90 days from today is Mon, 18 May 2020
8 August 2019
Inspired by Assistant Chief Constable Chris Johnson’s approach to being diagnosed with Motor Neurone Disease (MND), West Midlands Police Federation representative Trudy Gittins has signed up to run Liverpool’s Rock and Roll Marathon next year and is calling on other officers and police staff to join her.
Trudy, a DS in the organisational learning and development department, wants to raise as much money as she can for the Motor Neurone Disease Association, the charity that funds research into the disease and offers support to those with the disease and their families.
“I watched the really powerful interview the ACC and his wife, Sharon, gave on Good Morning Britain’s breakfast TV show last Friday in which they talked about their journey through MND,” says Trudy.
“Along with both their courage and humility, what struck me about the interview was how the funds raised by the Ice Bucket Challenge a few years ago had helped the Motor Neurone Disease Association make real in-roads into finding a cure for MND and the emphasis on how this cure could become a reality within our lifetime.
“This made me think that we could come together as a policing family and be part of this, and in some way make small steps towards helping Chris, Sharon and their family, live their best life.
“MND attacks the nerves in the brain and spinal cord and could happen to anyone at any time; a person’s risk of developing the disease is around 1 in 300. It does not discriminate and most people would never want to take their mind to how it must feel to have it.”
Trudy will take part in the Rock and Roll Marathon on Sunday 24 May 2020 and wants as many other officers and staff to join her in running to raising funds for the charity.

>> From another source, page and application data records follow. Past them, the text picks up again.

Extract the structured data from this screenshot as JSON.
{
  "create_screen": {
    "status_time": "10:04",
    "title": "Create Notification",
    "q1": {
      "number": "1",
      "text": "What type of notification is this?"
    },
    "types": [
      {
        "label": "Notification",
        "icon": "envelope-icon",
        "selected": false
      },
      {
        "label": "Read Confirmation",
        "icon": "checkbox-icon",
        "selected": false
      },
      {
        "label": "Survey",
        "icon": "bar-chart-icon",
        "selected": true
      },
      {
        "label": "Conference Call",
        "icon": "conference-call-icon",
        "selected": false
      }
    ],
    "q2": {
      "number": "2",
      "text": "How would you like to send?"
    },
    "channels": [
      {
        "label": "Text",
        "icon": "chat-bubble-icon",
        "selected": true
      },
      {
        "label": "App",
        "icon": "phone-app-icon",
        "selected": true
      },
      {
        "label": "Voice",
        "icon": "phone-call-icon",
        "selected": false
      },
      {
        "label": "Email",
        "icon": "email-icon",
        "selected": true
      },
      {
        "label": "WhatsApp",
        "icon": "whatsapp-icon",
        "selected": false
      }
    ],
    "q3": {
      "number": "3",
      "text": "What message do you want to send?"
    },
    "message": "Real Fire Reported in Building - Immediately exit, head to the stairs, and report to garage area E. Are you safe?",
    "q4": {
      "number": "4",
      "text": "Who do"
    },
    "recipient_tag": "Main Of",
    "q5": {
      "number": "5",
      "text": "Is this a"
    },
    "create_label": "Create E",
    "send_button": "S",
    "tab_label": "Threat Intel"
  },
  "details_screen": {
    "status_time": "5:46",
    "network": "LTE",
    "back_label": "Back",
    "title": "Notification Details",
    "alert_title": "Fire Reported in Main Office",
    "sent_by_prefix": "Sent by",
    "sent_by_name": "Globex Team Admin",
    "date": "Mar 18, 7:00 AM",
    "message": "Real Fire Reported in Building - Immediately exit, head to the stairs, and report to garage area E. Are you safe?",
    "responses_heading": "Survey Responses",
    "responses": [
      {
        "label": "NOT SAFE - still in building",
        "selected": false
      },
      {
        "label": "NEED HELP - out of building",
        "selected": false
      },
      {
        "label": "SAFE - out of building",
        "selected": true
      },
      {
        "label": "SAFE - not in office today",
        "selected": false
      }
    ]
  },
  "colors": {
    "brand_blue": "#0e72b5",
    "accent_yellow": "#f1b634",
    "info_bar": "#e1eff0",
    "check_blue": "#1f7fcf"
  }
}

There is also a half marathon the same day.
She has already encouraged 14 people within the Force to join her in taking on the marathon and has also spread the word as far as Australia. Her friend Sarah Sprague, who emigrated to Australia, is planning to run a race on the same day as the Liverpool event to raise awareness of MND in Oz.
Meanwhile Trudy is aware of the challenge she has set herself and hopes colleagues will share her passion to do something to show support for the ACC.
She explained: “It is way out of my comfort zone. It’s going to be tough as hell fitting the training in around working full-time, four children, a hectic life and winter training conditions. There are lots of barriers that could get in the way.
“But when you think about MND, there is nothing more motivating when things feel tough. WMP is a huge family who are at their very best when they support each other. The half marathon in particular is a goal that, with the right mindset, support and training you could set yourself even if you’ve never run before.
“The benefits of running are immense but for this goal it has the added benefits of supporting Chris and his family. I have also discovered an existing Facebook community called ‘RUN MND’ where their motto is #no finish line until there is a cure for MND. That is exactly where we want to get too.”
Chris has welcomed Trudy’s efforts, saying: “Thank you to everyone involved. This is α truly wonderful thing to do. It’s been α difficult time but I can honestly say things like this, where great people are prepared to do something to help raise awareness and support, is genuinely uplifting.”